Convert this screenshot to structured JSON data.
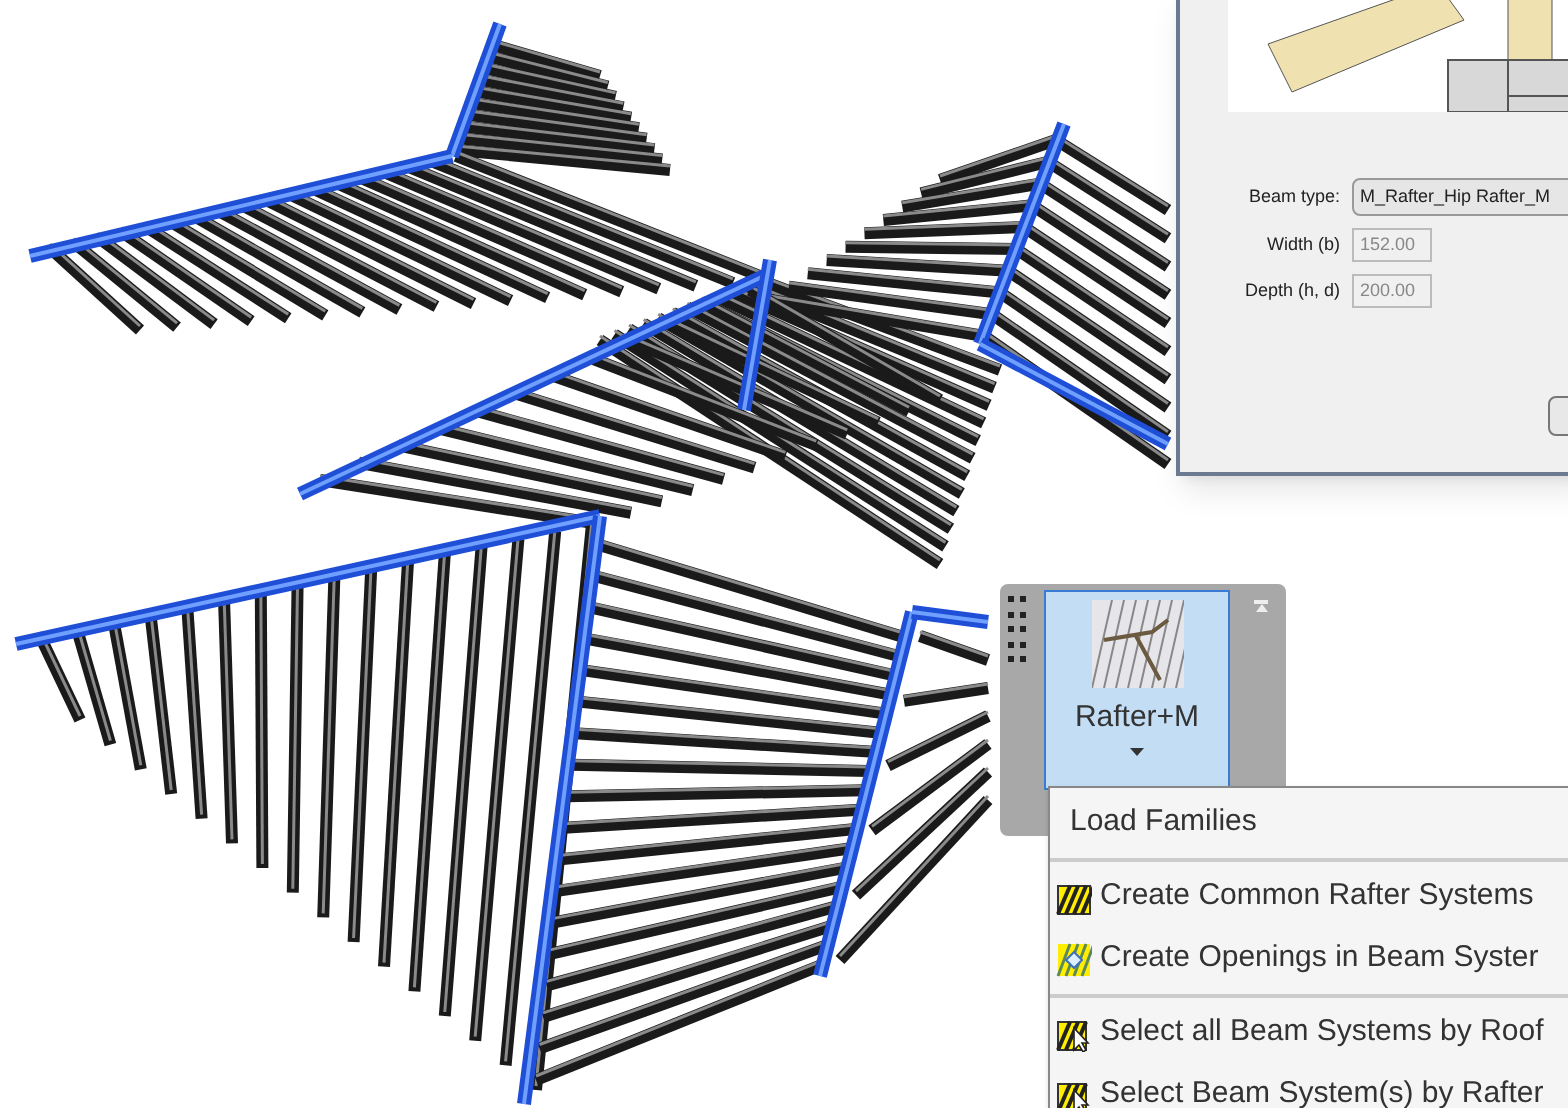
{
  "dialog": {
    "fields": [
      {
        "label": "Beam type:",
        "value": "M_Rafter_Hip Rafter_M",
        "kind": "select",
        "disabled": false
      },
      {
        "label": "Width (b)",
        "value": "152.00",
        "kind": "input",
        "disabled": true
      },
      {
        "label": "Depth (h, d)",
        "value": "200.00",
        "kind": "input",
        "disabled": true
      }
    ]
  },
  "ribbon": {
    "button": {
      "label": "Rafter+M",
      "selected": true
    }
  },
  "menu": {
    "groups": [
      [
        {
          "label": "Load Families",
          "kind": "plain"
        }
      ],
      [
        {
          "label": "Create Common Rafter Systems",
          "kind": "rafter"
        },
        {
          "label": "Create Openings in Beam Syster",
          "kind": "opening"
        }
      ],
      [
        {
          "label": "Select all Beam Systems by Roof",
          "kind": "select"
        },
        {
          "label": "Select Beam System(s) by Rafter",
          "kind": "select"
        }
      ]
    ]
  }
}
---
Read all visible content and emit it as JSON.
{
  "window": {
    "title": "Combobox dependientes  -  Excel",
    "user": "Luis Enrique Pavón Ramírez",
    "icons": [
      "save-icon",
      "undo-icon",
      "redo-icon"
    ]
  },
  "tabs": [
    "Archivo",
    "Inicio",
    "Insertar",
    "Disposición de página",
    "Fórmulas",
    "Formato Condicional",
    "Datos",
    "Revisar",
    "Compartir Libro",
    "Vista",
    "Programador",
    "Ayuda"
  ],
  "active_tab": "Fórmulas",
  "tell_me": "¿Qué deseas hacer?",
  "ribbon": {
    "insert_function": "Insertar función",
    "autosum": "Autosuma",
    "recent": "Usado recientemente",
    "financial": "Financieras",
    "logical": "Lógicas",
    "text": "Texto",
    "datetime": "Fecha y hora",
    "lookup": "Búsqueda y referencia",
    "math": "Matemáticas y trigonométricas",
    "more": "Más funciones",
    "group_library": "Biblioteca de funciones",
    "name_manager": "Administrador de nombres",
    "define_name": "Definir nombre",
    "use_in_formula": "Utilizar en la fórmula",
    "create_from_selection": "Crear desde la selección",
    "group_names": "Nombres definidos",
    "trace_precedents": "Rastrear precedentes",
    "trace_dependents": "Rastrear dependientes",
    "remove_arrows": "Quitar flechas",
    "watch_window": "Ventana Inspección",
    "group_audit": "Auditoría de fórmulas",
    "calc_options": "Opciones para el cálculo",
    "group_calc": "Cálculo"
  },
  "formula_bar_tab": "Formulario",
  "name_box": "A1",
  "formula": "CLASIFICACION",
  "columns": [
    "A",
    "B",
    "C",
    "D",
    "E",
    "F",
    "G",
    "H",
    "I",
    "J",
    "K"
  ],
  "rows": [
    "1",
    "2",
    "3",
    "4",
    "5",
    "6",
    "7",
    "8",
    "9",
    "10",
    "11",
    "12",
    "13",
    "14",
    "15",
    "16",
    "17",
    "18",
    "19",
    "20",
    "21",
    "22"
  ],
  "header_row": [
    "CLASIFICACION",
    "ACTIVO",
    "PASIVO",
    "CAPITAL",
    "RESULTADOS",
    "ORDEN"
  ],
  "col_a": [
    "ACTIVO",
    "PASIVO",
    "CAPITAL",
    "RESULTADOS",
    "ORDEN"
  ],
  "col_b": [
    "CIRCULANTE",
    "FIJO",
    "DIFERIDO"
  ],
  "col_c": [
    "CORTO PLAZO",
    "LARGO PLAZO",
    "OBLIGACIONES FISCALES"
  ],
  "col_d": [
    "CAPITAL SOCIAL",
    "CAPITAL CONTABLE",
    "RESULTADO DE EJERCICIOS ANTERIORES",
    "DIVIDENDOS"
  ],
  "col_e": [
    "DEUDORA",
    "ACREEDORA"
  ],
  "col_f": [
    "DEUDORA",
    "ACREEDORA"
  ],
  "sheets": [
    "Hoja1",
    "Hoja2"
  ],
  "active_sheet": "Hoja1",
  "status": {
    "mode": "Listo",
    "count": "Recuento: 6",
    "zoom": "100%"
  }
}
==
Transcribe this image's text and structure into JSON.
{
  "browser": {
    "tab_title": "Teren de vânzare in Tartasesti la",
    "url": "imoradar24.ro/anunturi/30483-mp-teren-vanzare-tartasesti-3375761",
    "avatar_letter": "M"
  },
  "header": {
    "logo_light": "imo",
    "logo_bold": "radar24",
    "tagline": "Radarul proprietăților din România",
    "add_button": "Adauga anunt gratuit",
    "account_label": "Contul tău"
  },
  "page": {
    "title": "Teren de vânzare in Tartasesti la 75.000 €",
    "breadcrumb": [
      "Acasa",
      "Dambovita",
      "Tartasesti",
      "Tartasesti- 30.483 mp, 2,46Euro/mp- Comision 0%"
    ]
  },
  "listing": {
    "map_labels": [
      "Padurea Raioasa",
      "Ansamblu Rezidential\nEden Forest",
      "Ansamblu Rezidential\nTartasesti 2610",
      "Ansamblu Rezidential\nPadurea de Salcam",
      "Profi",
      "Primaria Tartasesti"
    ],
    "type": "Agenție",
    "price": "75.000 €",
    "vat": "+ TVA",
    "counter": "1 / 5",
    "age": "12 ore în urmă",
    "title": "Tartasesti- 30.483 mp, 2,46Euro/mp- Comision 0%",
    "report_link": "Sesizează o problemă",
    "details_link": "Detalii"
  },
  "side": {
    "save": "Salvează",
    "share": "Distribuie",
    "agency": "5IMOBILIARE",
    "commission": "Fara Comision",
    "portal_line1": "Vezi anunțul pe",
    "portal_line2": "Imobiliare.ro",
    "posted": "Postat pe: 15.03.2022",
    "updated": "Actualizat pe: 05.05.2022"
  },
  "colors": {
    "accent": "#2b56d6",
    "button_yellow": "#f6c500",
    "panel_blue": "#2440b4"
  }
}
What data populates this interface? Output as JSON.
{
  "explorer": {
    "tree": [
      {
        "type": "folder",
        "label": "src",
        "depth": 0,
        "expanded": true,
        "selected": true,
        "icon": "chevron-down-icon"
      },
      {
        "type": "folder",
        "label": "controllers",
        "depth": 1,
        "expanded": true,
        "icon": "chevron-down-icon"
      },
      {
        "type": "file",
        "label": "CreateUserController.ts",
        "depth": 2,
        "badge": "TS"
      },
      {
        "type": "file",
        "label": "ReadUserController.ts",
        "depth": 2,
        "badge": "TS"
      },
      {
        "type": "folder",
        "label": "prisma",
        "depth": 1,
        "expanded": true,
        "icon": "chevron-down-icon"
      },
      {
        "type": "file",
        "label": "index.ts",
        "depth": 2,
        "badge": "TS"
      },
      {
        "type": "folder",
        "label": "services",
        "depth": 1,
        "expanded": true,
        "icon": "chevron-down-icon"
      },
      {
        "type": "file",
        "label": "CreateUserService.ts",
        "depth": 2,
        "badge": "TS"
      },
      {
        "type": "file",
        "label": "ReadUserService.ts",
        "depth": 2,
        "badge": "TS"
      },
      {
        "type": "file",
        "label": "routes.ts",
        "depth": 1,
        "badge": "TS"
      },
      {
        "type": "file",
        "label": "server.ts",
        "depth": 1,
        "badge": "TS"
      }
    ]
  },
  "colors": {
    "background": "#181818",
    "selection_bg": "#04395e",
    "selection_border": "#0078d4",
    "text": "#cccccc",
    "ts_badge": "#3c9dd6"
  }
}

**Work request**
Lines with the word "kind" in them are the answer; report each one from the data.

**Answer to this problem**
        "kind": "select",
        "kind": "input",
        "kind": "input",
          "kind": "plain"
          "kind": "rafter"
          "kind": "opening"
          "kind": "select"
          "kind": "select"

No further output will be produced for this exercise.